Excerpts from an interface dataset

>>

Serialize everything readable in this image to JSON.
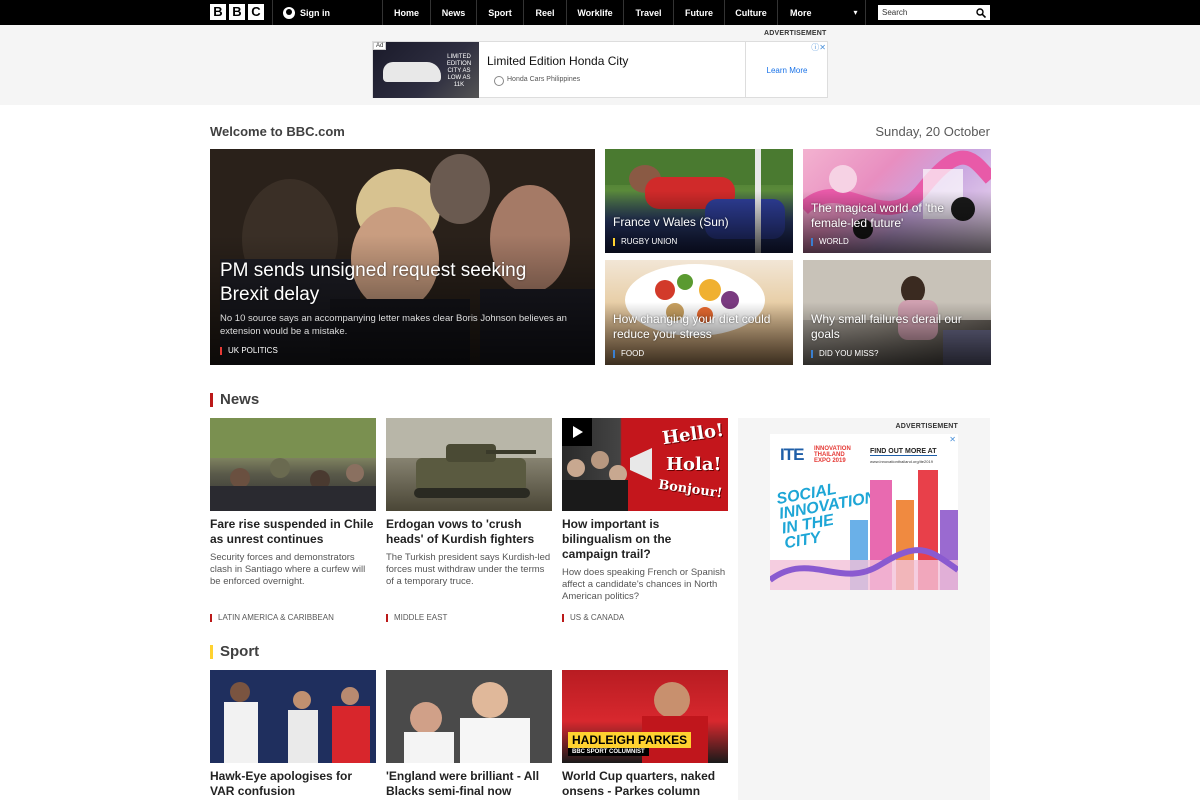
{
  "nav": {
    "logo_letters": [
      "B",
      "B",
      "C"
    ],
    "signin_label": "Sign in",
    "items": [
      {
        "label": "Home",
        "w": 48
      },
      {
        "label": "News",
        "w": 46
      },
      {
        "label": "Sport",
        "w": 47
      },
      {
        "label": "Reel",
        "w": 43
      },
      {
        "label": "Worklife",
        "w": 57
      },
      {
        "label": "Travel",
        "w": 50
      },
      {
        "label": "Future",
        "w": 51
      },
      {
        "label": "Culture",
        "w": 53
      }
    ],
    "more_label": "More",
    "more_caret": "▾",
    "search_placeholder": "Search"
  },
  "top_ad": {
    "label": "ADVERTISEMENT",
    "chip": "Ad",
    "image_text": "LIMITED EDITION CITY AS LOW AS 11K",
    "title": "Limited Edition Honda City",
    "sponsor": "Honda Cars Philippines",
    "cta": "Learn More",
    "close": "ⓘ✕"
  },
  "welcome": {
    "title": "Welcome to BBC.com",
    "date": "Sunday, 20 October"
  },
  "hero": {
    "title": "PM sends unsigned request seeking Brexit delay",
    "summary": "No 10 source says an accompanying letter makes clear Boris Johnson believes an extension would be a mistake.",
    "tag": "UK POLITICS"
  },
  "tiles": [
    {
      "title": "France v Wales (Sun)",
      "tag": "RUGBY UNION"
    },
    {
      "title": "The magical world of 'the female-led future'",
      "tag": "WORLD"
    },
    {
      "title": "How changing your diet could reduce your stress",
      "tag": "FOOD"
    },
    {
      "title": "Why small failures derail our goals",
      "tag": "DID YOU MISS?"
    }
  ],
  "news": {
    "heading": "News",
    "cards": [
      {
        "title": "Fare rise suspended in Chile as unrest continues",
        "summary": "Security forces and demonstrators clash in Santiago where a curfew will be enforced overnight.",
        "category": "LATIN AMERICA & CARIBBEAN"
      },
      {
        "title": "Erdogan vows to 'crush heads' of Kurdish fighters",
        "summary": "The Turkish president says Kurdish-led forces must withdraw under the terms of a temporary truce.",
        "category": "MIDDLE EAST"
      },
      {
        "title": "How important is bilingualism on the campaign trail?",
        "summary": "How does speaking French or Spanish affect a candidate's chances in North American politics?",
        "category": "US & CANADA"
      }
    ],
    "hello_words": [
      "Hello!",
      "Hola!",
      "Bonjour!"
    ]
  },
  "sport": {
    "heading": "Sport",
    "cards": [
      {
        "title": "Hawk-Eye apologises for VAR confusion"
      },
      {
        "title": "'England were brilliant - All Blacks semi-final now"
      },
      {
        "title": "World Cup quarters, naked onsens - Parkes column"
      }
    ],
    "parkes_banner": "HADLEIGH PARKES",
    "parkes_sub": "BBC SPORT COLUMNIST"
  },
  "right_ad": {
    "label": "ADVERTISEMENT",
    "logo": "ITE",
    "logo_sub": "INNOVATION THAILAND EXPO 2019",
    "find": "FIND OUT MORE AT",
    "url": "www.innovationthailand.org/ite2019",
    "headline": "SOCIAL INNOVATION IN THE CITY",
    "close": "✕"
  }
}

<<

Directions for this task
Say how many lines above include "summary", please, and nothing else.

Written solution
4